State how many lines in the entries below contain "gear". Write nothing but the number.

* _App and web page records_
+--
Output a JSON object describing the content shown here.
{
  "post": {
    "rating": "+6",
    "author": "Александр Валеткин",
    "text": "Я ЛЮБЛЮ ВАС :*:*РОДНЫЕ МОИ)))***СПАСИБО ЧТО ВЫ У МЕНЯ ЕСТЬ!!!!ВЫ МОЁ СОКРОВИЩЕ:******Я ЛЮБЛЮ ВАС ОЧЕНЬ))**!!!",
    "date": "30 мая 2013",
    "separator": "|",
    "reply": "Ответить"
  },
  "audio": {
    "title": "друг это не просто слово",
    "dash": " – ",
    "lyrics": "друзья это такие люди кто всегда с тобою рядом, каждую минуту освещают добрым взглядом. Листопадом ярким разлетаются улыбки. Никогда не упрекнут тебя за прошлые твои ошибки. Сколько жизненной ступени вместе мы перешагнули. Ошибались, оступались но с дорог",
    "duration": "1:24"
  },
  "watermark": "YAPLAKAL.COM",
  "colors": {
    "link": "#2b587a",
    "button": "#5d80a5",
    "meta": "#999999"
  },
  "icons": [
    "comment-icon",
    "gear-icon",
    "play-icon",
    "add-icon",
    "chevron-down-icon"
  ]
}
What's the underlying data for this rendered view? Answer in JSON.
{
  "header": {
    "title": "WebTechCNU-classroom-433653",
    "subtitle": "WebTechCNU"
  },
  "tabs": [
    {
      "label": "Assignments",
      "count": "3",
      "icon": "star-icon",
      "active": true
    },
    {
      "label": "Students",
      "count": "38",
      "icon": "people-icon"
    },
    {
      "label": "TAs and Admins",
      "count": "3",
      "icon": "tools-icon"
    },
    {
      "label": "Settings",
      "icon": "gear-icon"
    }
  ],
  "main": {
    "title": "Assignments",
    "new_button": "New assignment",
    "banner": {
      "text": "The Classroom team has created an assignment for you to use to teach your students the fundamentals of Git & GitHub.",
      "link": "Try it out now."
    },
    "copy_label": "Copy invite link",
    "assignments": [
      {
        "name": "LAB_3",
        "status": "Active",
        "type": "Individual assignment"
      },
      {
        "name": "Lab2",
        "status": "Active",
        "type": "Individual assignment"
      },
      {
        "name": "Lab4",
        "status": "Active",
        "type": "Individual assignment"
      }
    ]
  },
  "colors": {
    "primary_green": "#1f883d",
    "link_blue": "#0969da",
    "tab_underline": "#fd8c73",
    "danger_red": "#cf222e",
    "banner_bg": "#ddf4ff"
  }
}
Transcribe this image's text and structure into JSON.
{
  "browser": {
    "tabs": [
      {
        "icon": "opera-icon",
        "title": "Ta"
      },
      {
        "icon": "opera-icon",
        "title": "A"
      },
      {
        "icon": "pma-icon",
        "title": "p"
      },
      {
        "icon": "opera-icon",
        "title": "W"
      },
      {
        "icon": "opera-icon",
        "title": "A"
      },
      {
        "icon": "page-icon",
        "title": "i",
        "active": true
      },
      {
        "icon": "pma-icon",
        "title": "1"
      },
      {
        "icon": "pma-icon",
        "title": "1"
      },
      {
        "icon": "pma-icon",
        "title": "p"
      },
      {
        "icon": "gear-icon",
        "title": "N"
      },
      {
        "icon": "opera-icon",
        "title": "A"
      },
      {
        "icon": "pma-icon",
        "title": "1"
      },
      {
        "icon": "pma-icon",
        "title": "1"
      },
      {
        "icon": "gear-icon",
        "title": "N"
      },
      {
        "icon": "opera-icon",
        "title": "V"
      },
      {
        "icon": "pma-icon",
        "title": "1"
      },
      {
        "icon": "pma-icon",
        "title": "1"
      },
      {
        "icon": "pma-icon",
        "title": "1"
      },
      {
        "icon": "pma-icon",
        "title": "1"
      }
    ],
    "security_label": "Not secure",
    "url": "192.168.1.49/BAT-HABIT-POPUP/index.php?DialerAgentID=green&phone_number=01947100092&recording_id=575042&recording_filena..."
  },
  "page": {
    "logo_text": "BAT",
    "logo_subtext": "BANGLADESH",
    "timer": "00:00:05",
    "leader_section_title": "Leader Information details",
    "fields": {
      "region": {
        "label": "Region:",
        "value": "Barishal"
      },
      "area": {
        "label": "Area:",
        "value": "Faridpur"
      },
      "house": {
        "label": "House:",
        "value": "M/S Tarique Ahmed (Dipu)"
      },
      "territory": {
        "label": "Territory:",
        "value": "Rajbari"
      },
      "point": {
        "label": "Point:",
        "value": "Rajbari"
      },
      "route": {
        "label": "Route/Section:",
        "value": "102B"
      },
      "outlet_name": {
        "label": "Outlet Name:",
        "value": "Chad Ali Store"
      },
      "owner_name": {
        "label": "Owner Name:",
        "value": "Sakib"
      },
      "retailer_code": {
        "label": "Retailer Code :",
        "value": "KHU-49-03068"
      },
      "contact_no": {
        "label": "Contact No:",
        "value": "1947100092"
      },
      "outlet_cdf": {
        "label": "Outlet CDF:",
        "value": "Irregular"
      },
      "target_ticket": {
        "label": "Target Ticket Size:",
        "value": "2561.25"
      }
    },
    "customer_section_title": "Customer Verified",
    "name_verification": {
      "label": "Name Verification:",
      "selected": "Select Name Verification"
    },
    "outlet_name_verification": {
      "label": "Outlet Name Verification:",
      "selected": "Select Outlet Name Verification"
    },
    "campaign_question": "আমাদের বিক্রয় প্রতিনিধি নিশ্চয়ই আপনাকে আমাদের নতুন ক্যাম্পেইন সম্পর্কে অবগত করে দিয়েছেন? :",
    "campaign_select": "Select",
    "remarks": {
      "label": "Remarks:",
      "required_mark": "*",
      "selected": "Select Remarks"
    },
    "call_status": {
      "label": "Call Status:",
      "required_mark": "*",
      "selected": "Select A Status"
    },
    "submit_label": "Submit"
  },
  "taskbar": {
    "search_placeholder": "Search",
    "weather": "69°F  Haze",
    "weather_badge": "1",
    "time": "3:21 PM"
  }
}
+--
* _TASK RESPONSE_
4